Using a large serrated bread knife, cut the crust off the loaf of bread. Pull it apart into chunks and place them, 1/3 at a time, into a food processor. Pulse the chunks until they make large fresh bread crumbs. Place the fresh bread crumbs into a large ceraminc bowl.
Hand pit the oil-cured olives and cut in two. If using already pitted kalamata, just cut them in two. Place olives in the bowl with the bread. Drain the capers, reserving 2 or more tbsps of the liquid. Add the capers and reserved liquid to bowl of bread and olives. Sprinkle on the chopped parsley and shredded basil and the pressed garlic cloves. Add the grated cheese.

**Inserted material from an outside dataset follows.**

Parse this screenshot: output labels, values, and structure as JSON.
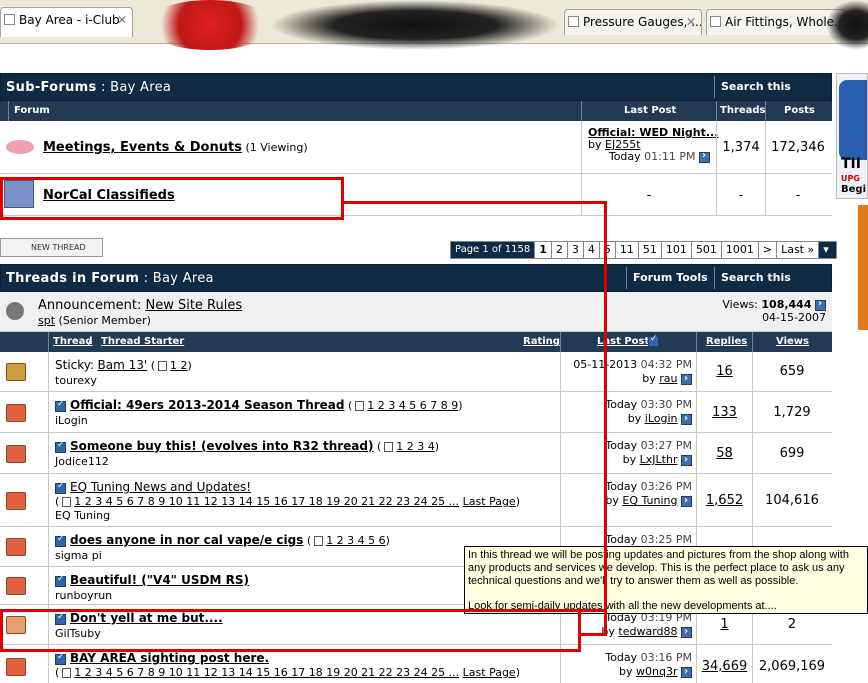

Pour over the mixture either 1/4 cup of extra virgin olive oil, or 2 tbsp olive oil and enough mild broth to slightly moisten the stuffing. With your hands, toss the stuffing until everything is well combined and the stuffing is lightly moistened thruout. You might want to add more olive oil or broth or olive oil spray. Toss mixture again.

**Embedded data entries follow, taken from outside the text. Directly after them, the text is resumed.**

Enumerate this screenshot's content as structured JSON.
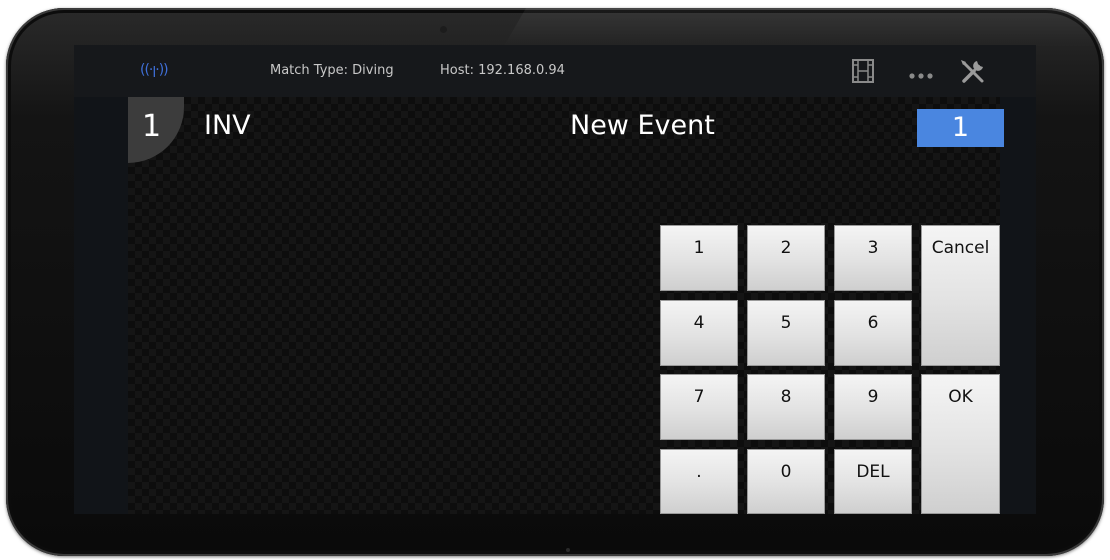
{
  "status_bar": {
    "wifi_icon": "((·ꞁ·))",
    "match_type": "Match Type: Diving",
    "host": "Host: 192.168.0.94",
    "icons": [
      "film-icon",
      "more-icon",
      "tools-icon"
    ]
  },
  "header": {
    "lane_number": "1",
    "abbreviation": "INV",
    "event_title": "New Event",
    "counter": "1"
  },
  "keypad": {
    "k1": "1",
    "k2": "2",
    "k3": "3",
    "k4": "4",
    "k5": "5",
    "k6": "6",
    "k7": "7",
    "k8": "8",
    "k9": "9",
    "kdot": ".",
    "k0": "0",
    "kdel": "DEL",
    "cancel": "Cancel",
    "ok": "OK"
  },
  "colors": {
    "accent": "#4a86e0",
    "wifi": "#3f6fd8",
    "background": "#000000"
  }
}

Fill the peppers almost to the top with the bread stuffing. Set them aside while you heat up your dutch oven.
In a heavy dutch oven such as a le creuset pot, heat 1/4 cup olive oil on medium high heat until oil is shimmering. Carefully lower each stuffed pepper into the pan and then turn each one one its side to brown using tongs or even your fingers holding onto the firm side of the pepper as you turn. Let each side brown slightly. Turn three or four times to make sure each side has browned slightly.
Stand up the peppers in the pan, right side up and add the tomato sauce to the pan, letting it bubble up around the peppers. Spoon a few spoonfuls onto the top of the peppers. Turn heat down to simmer, partially cover the pot and simmer the peppers for 15 minutes on top of the stove.
Take off the cover and finish cooking by baking in a 350º oven for 15 to 20 minutes or until peppers seem done and tops are crusty and brown. Take out of oven and let cool.
You can leave these out covered with wax paper until ready to serve at room temperature, or you can let them cool and then place in a tupperware in the fridge where they will keep for several days. Some people even freeze them, but since I never have, I can’t say how they would turn out.
You can lighten up the original recipe by using less olive oil and more broth to moisten the stuffing and you can brown the peppers in less oil too. Also, Italian bread is usually made without fat, so it is not as hard on your diet as other breads. I have not done the calorie count, but when I make the light version of this recipe, I will include it.